For more than forty years I have travelled the length and breadth of the land recording the beauty of Ireland and its people. I love the ever-changing light and the shadows creeping across the fern-covered hills; the shafts of sunlight picking out the bare trees on the old dusty roads. I recall the quiet-natured donkeys returning home from the peat bogs after a heavy rainstorm, and the cows being milked on the roadside. I remember too, the soft-spoken men at the horse fairs, and the laughter on the rugged faces of the characters encountered on my journey; their warm handshakes as they welcomed me into their homes; the sound of sad music played on melodeons and fiddles; the sweet aroma from the turf fires, and the flickering red flames flashing light into the dark corners of the dimly-lit rooms.

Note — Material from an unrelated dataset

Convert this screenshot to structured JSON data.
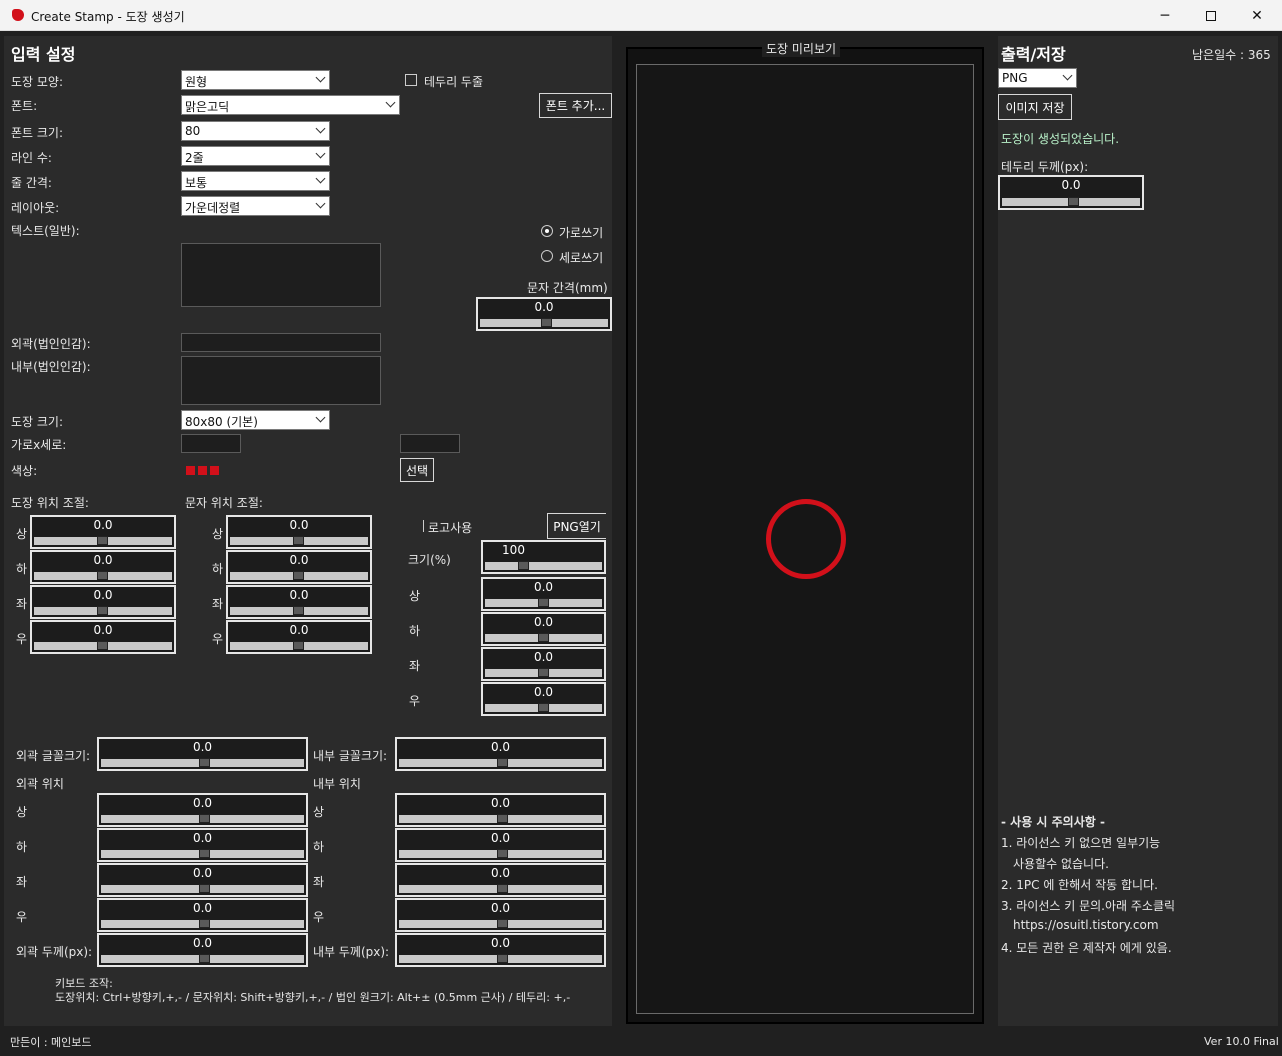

Amongst the colours of my childhood recollections, I remember the blue skies over-ripened yellow corn-fields; mouth-watering red-speckled apples drooping from the trees in the orchard beside our cottage, and the lush green meadows where I ran as a boy hunting wild rabbits. But of all the rich colours stored in my memory, black is by far the most prominent and persistent. Priests; nuns, and undertakers were dressed in dark clothing, men drank bottles of dark porter, and old women wore black shawls. Black caldrons, pots and kettles hung in soot-covered fireplaces, black crows silhouetted against the skies, cawed above our homes at night, and tar-
painted currachs carried over the heads of fishermen seemed to crawl along the seashore. When the modern world arrived the same black tar covered the old stony roads, its substance sticking to the soles of our bare feet. The same colour dripped off the nib of our pens when we dipped them into the ink-well on our school desks. Women wore black mantillas on their heads at Sunday mass, and mourners wore black armbands sewn onto their coat-sleeves as a mark of respect when a family member or relative died. And then there was the darkness of night itself which enveloped every corner of our homes. As a young boy trying to make sense of my surroundings, Ireland seemed a very dark bewildering place.
The photographs in my book happened because of my upbringing in rural Ireland; it is a world I knew intimately before emigration was forced upon me. In the years following my departure, I became aware that many of the old customs and traditions were rapidly changing, soon to be lost forever. The beauty of this alluring twilight found its way through my camera lens, coaxing my eye to record remnants of its passing. The fond memory of that distant time will forever remain the cornerstone of my dark boyhood dreams.” ♦
Note: Photographer Richard Fitzgerald comes from County Waterford and now resides in
Dark Ireland: Images of a Lost World is published by Currach Press. www.currach.ie